* Instructions for the task *
Lines containing the word "JSON" are to be copied from the data below.

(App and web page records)
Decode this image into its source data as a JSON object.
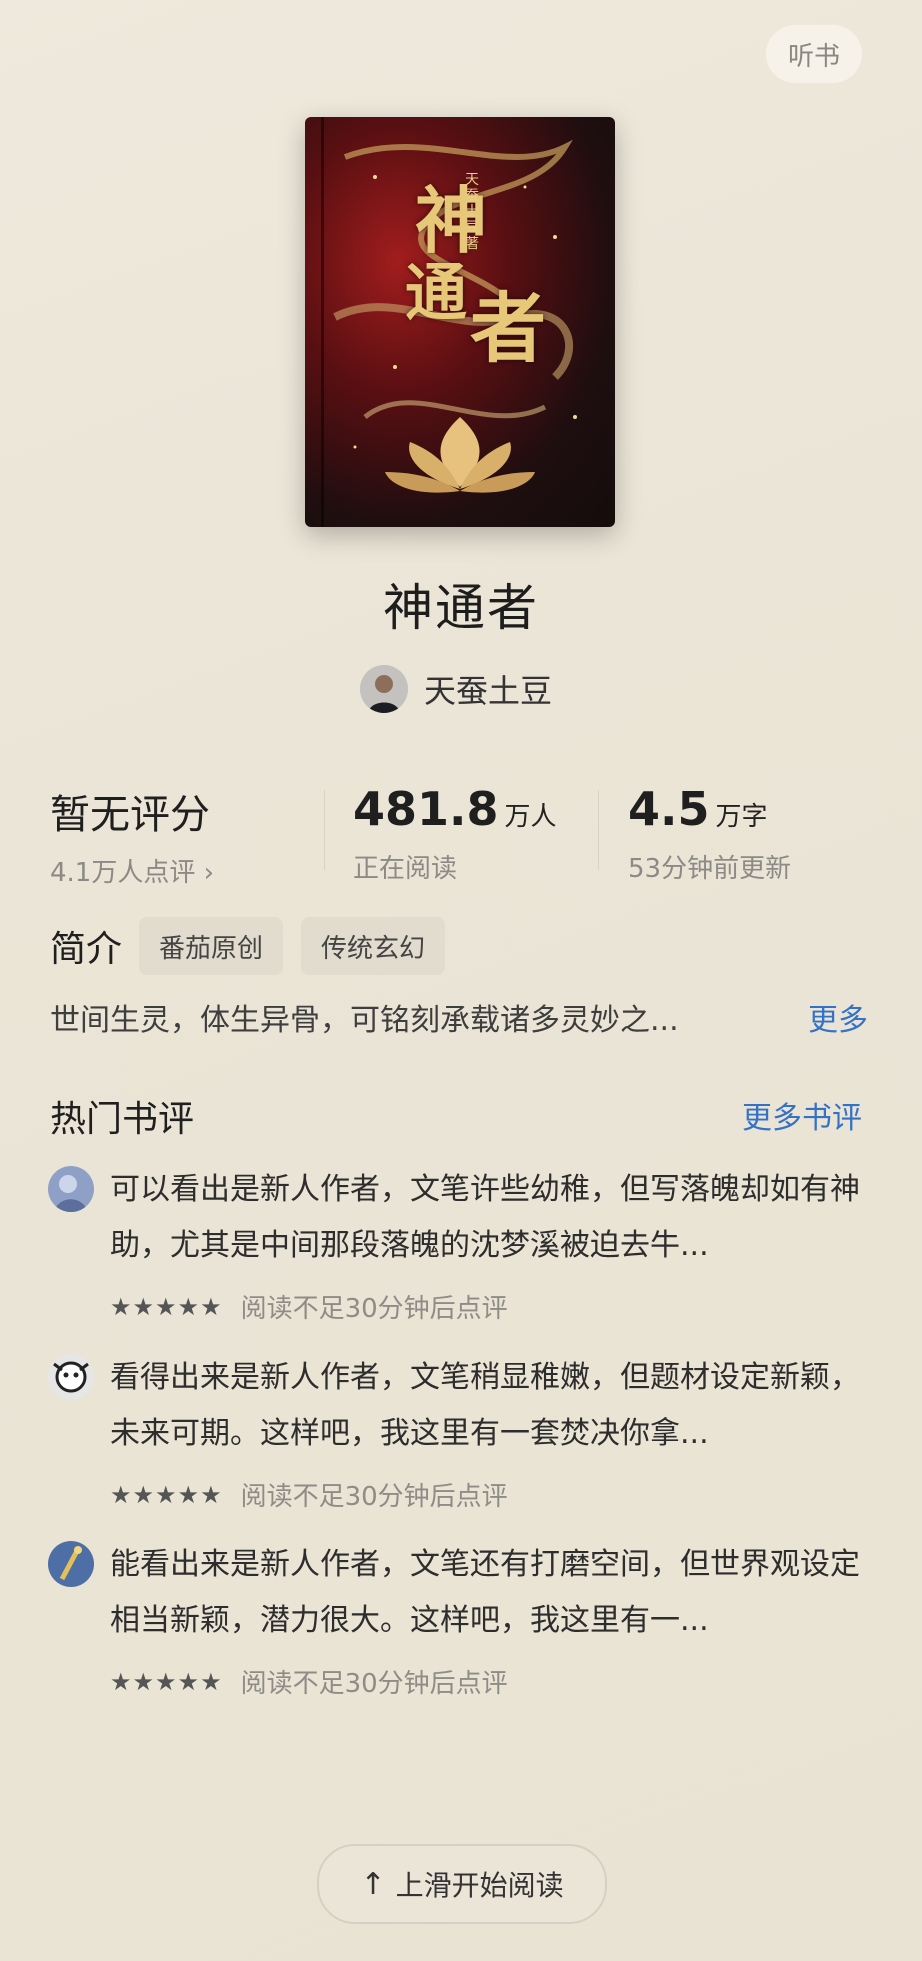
{
  "header": {
    "listen_label": "听书"
  },
  "cover": {
    "title_chars": [
      "神",
      "通",
      "者"
    ],
    "author_vertical": "天蚕土豆著"
  },
  "book": {
    "title": "神通者",
    "author": "天蚕土豆"
  },
  "stats": {
    "rating": {
      "main": "暂无评分",
      "sub": "4.1万人点评 ›"
    },
    "readers": {
      "value": "481.8",
      "unit": "万人",
      "sub": "正在阅读"
    },
    "words": {
      "value": "4.5",
      "unit": "万字",
      "sub": "53分钟前更新"
    }
  },
  "intro": {
    "label": "简介",
    "tags": [
      "番茄原创",
      "传统玄幻"
    ],
    "text": "世间生灵，体生异骨，可铭刻承载诸多灵妙之...",
    "more_label": "更多"
  },
  "hot_reviews": {
    "label": "热门书评",
    "more_label": "更多书评",
    "items": [
      {
        "text": "可以看出是新人作者，文笔许些幼稚，但写落魄却如有神助，尤其是中间那段落魄的沈梦溪被迫去牛...",
        "stars": "★★★★★",
        "note": "阅读不足30分钟后点评"
      },
      {
        "text": "看得出来是新人作者，文笔稍显稚嫩，但题材设定新颖，未来可期。这样吧，我这里有一套焚决你拿...",
        "stars": "★★★★★",
        "note": "阅读不足30分钟后点评"
      },
      {
        "text": "能看出来是新人作者，文笔还有打磨空间，但世界观设定相当新颖，潜力很大。这样吧，我这里有一...",
        "stars": "★★★★★",
        "note": "阅读不足30分钟后点评"
      }
    ]
  },
  "footer": {
    "start_reading_label": "上滑开始阅读",
    "arrow_icon": "arrow-up-icon"
  }
}
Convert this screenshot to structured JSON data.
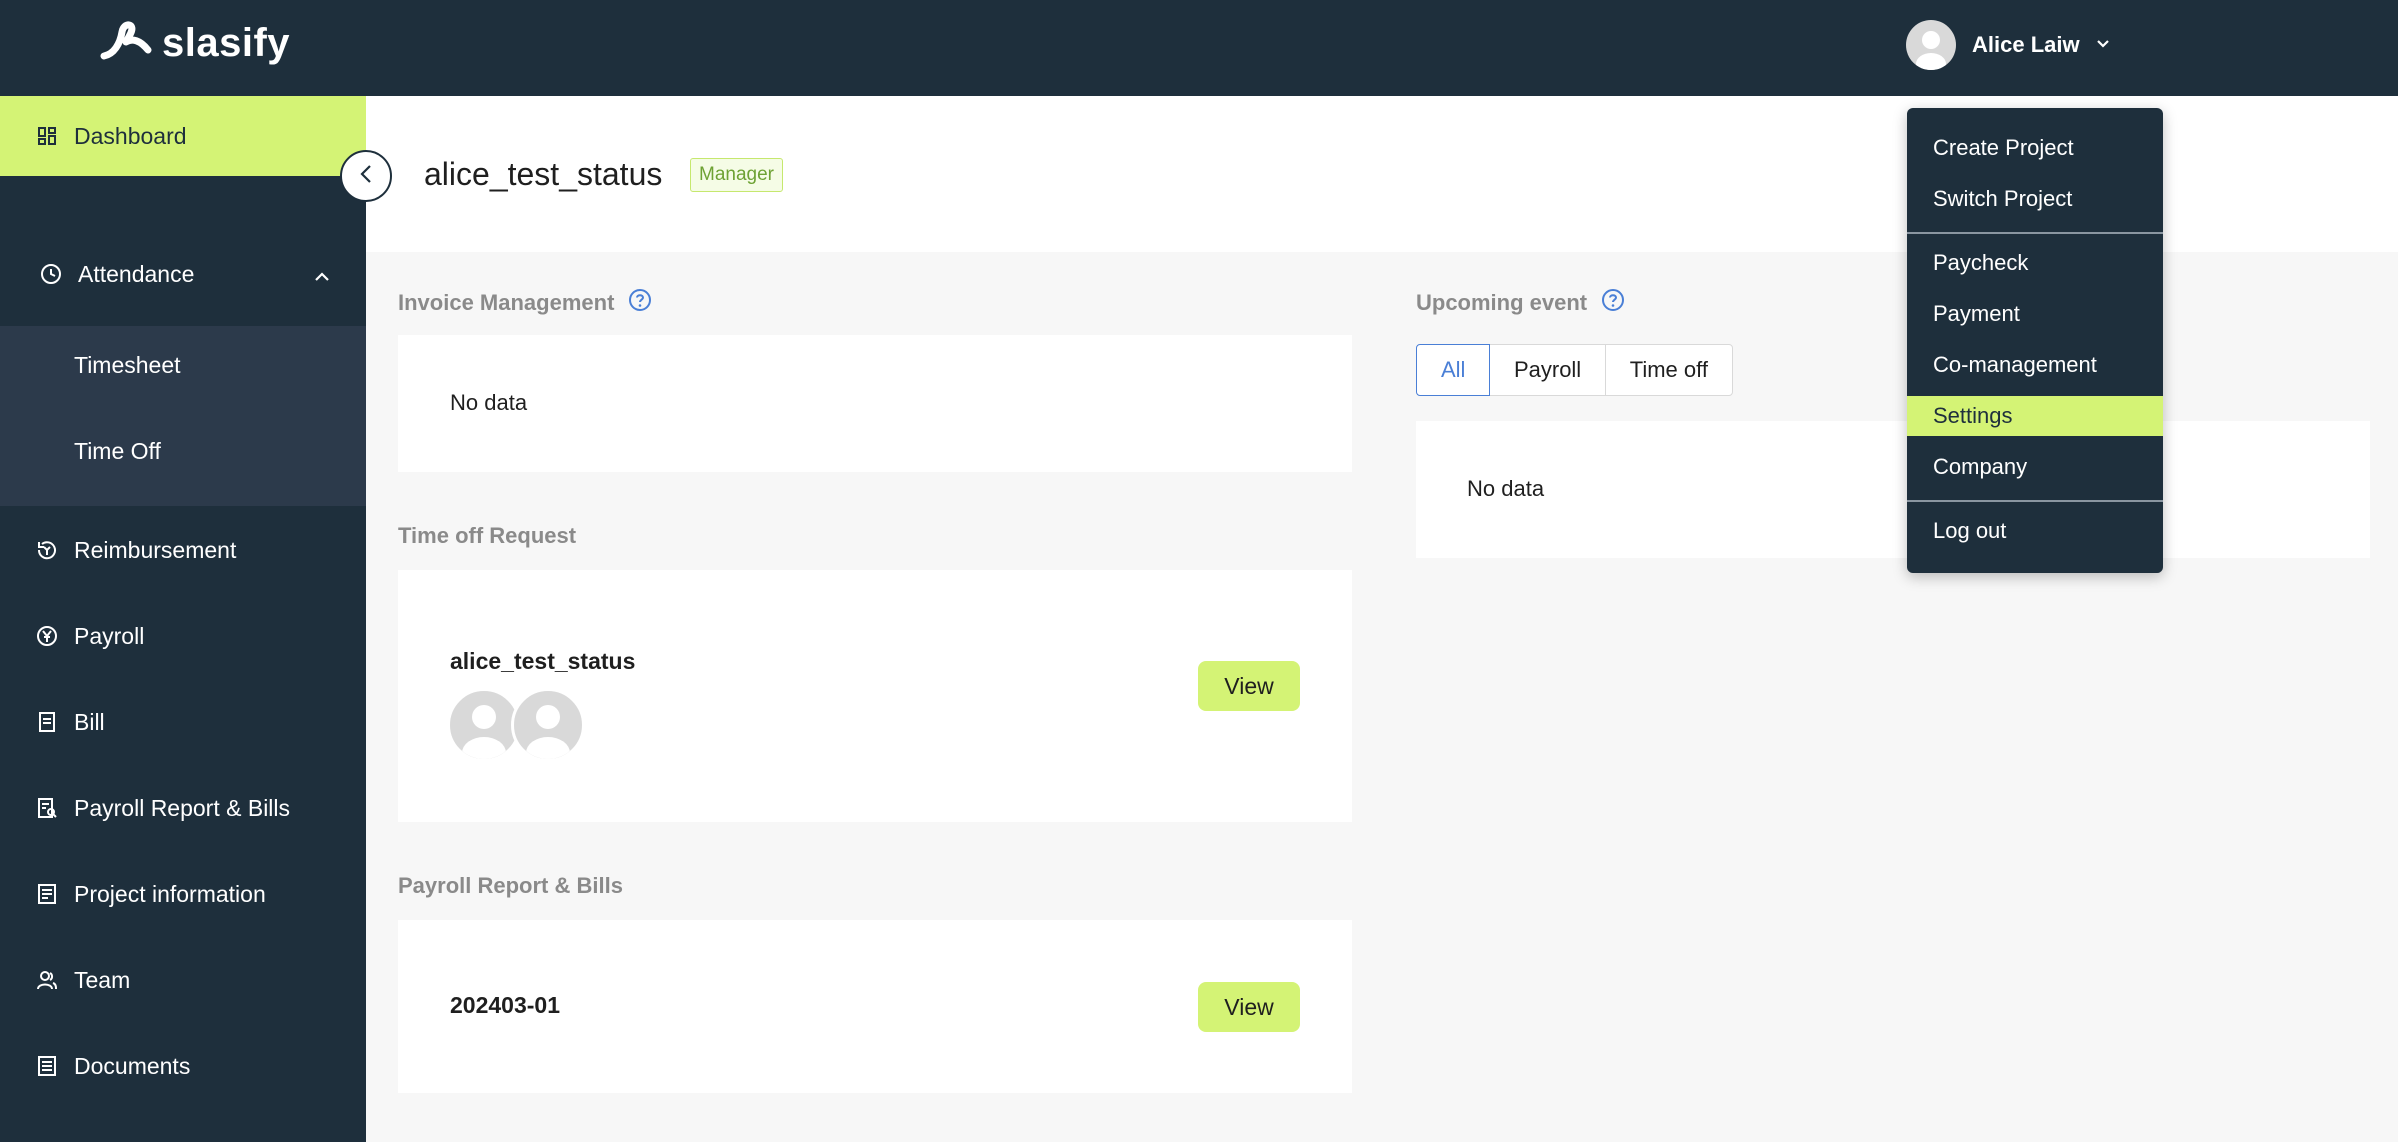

* Problem solution *
Decode this image into its source data as a JSON object.
Convert this screenshot to structured JSON data.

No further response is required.